They resolved to find out how these design choices had been approved without the public’s input.

The first step was to reach out to the city’s Planning & Development Agency to ask why the building plans had not been submitted for public review. They also contacted the Inspectional Services Department.

When they didn’t get a response, the three took what Thorn calls the “Brooklyn Approach”: visiting the offices in person. At inspectional services, the men learned that the storefront, as it appeared in October, was not in the original plans submitted by Chase’s architectural firm, Core States.


“They were going to keep the existing facade or restore it,” Thorn said. “ISD wasn’t aware of what they built.”

The building is part of the neighborhood’s design overlay district, meaning the historic character must be maintained, along with the “existing scale, quality of the pedestrian environment (and) character of the residential neighborhood,” according to the Boston Planning & Development Agency website.

The Inspectional Services Department suspended work on the project when officials realized the scope of work had been altered. The original plans called only for a simple window replacement, which typically wouldn’t trigger a design review.

The men then went to the BPDA and asked for a public review. An employee said he’d make a call. Days went by, then weeks — and meanwhile, Epp, Thorn and Forte noticed that work had restarted over at the bank.

“We started getting nervous,” Forte said. “Like we weren’t being heard.”

So they headed for the mayor’s office — and reached out to Chase directly.

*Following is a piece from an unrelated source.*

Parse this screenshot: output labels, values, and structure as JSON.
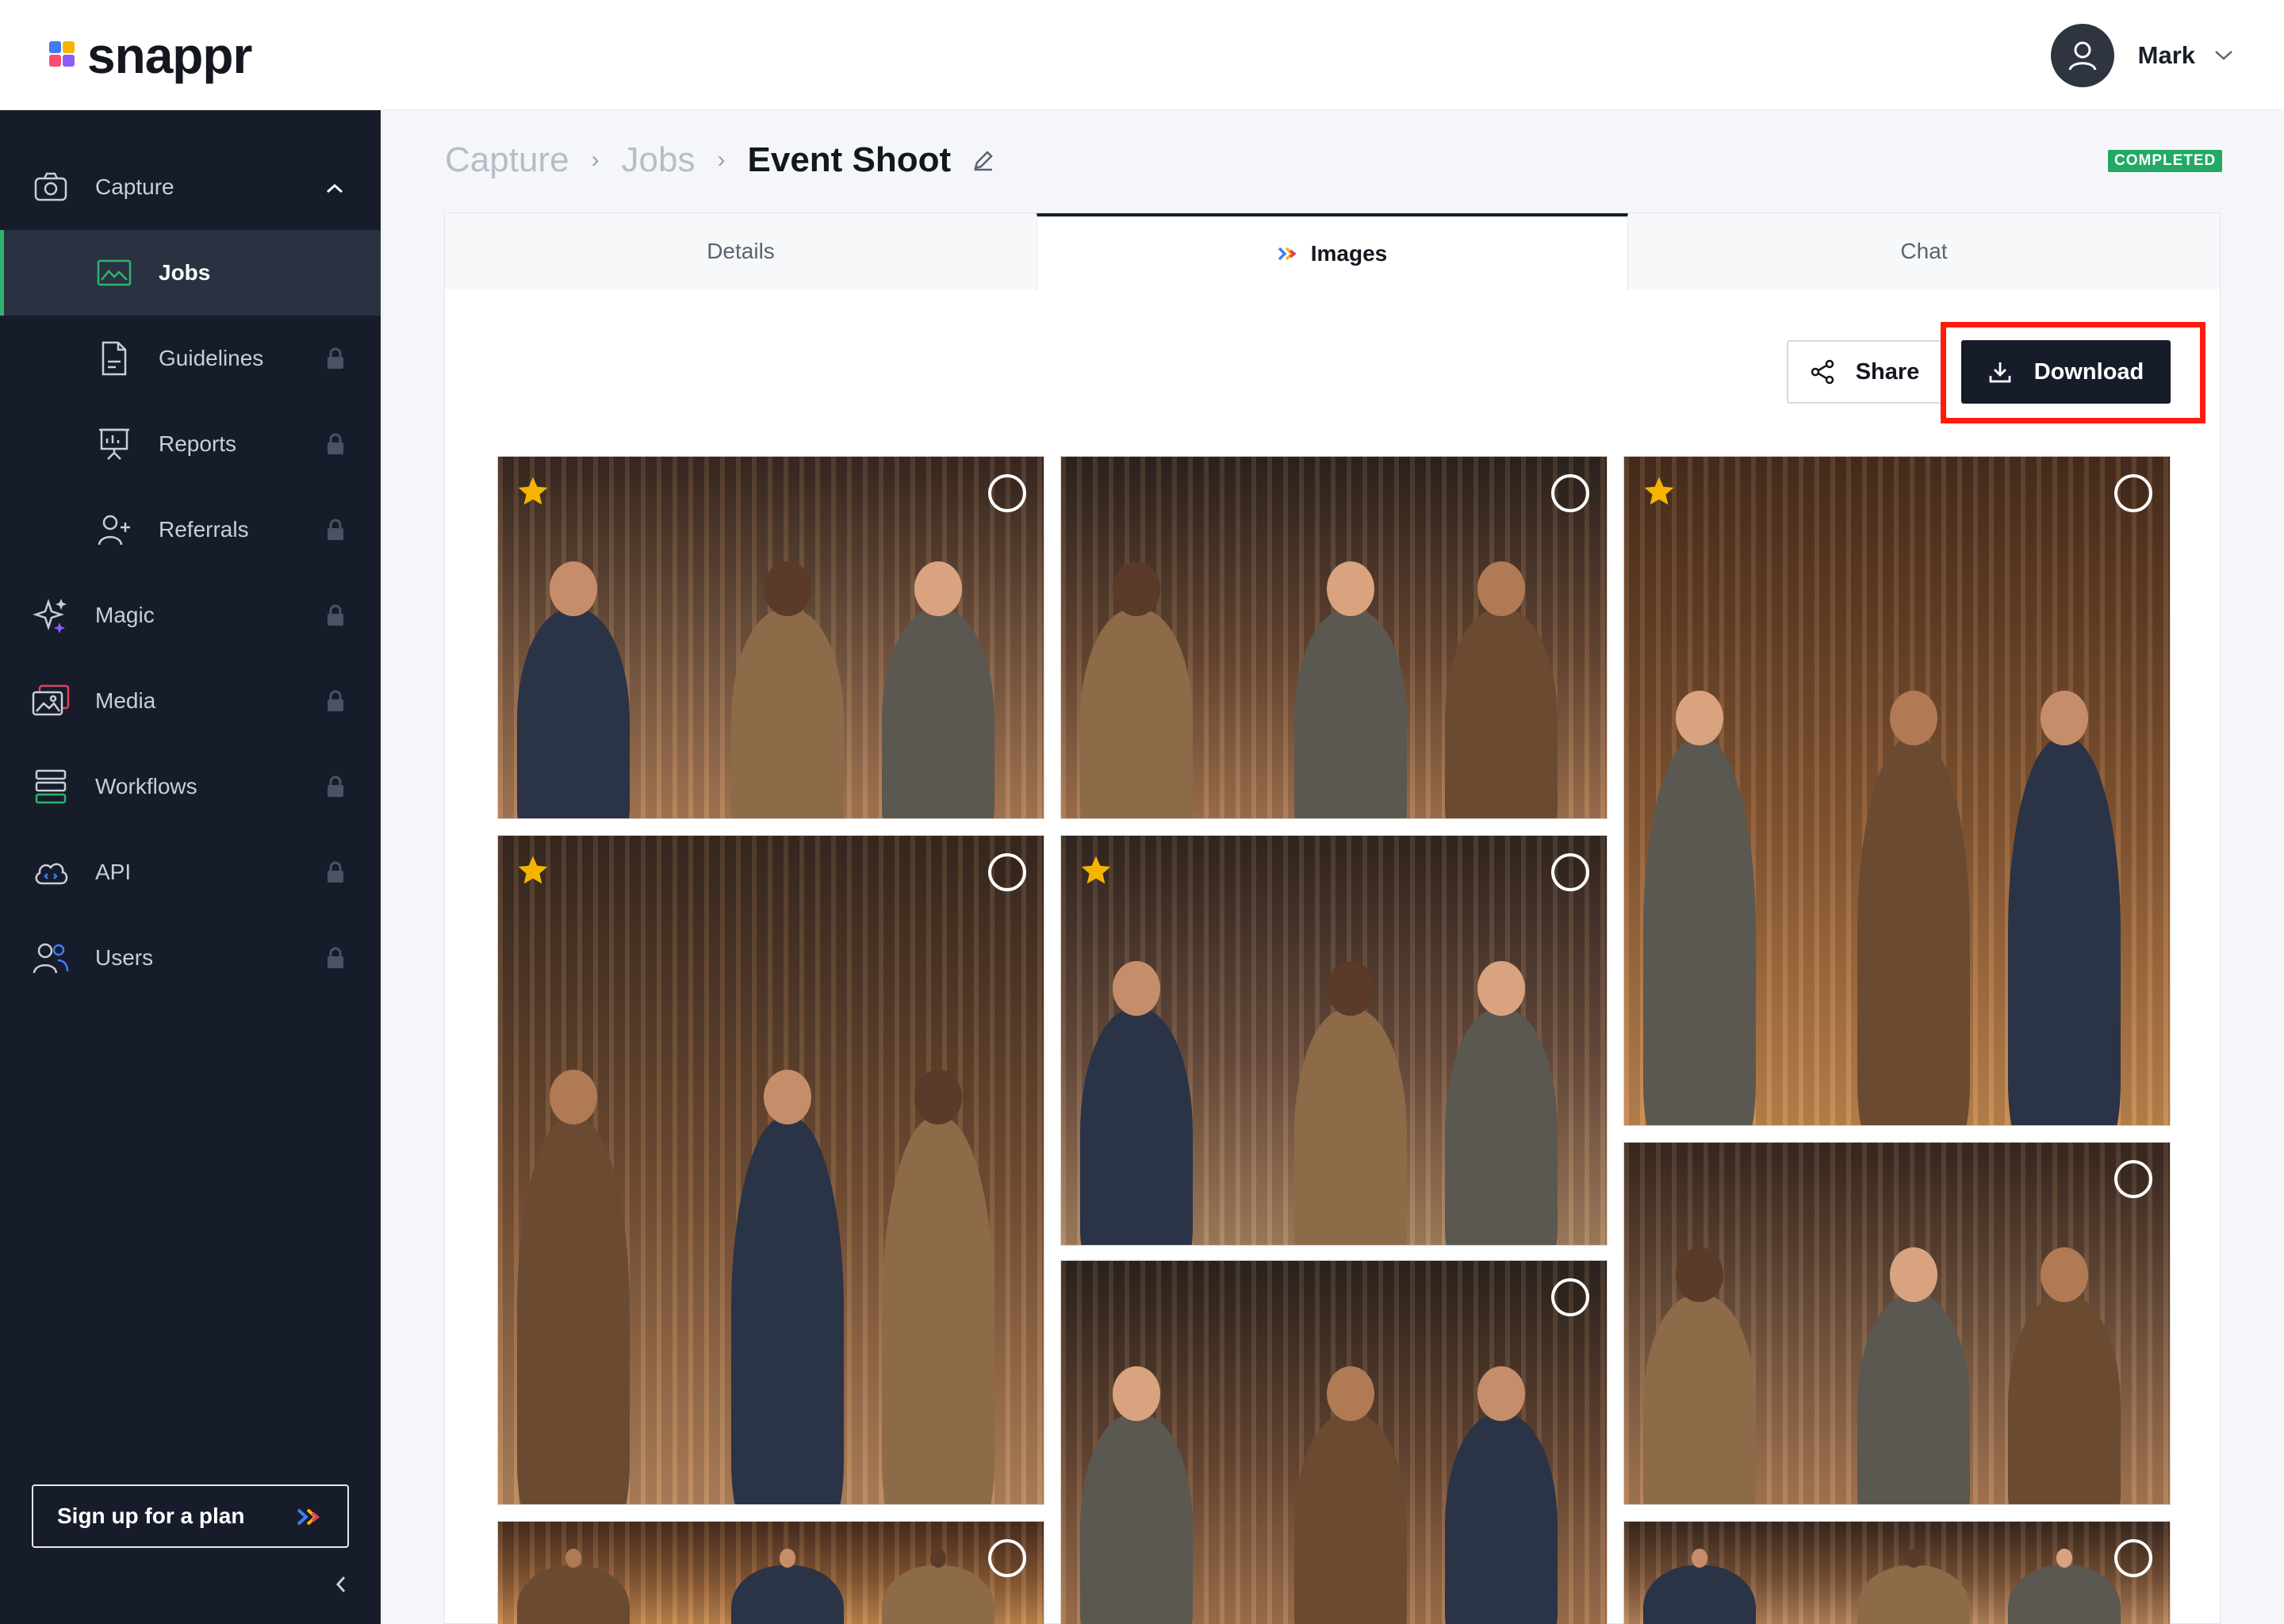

It didn’t hurt, Thorn later admitted, that he had a past connection to people working in the office of Chase CEO Jamie Dimon. Back in the 1990s, when Thorn was living in New York and working for the architecture firm Skidmore, Owings and Merrill, he had led projects for Chase in London, Japan, and New York, including a 2 million-square-foot operations building in Brooklyn.

Thorn never spoke directly with Dimon about the JP branch — “I don’t live in their world,” Thorn said of the CEO — but he still had contact with employees in the main office. They helped him connect with Rick Dube, who oversees real estate for Chase branches in New England.


Dube lives in North Andover but was born in Boston and had lived in JP until age 3.

“I still feel ties to this place,” he said.

In December, the mayor’s office helped organize a meeting between the three JP men, planning and inspection officials, and Dube. They started to chip away at a compromise, rejecting the bank’s first proposal and offering their own vision of how the storefront could be restored to its original look.

A few days later, a story in the local paper, the Jamaica Plain Gazette, reported the bank would comply with residents’ calls to restore the woodwork that was present in the previous facade.

The neighborhood finally got an opportunity to see the design on Jan. 30 at a meeting at the Farnsworth House in JP.

Dube told those gathered that the restoration would likely be done sometime in May.

Residents had plenty of questions for Dube.

“Will a sign be embedded into the mortar?” one woman asked.

Another man wondered whether the black awnings could be changed to a dark green to match the neighboring store. “It looks a little dreary to me,” he said.

Shelley Icaza wanted to know if Chase planned to issue a formal apology.

Dube said he would consult the bank’s communications office. “We want to erase the board and reestablish ourselves.”


As attendees began to disperse, Izca waited for her turn to have one more word with Dube. He shook her hand.

“We screwed up,” he said.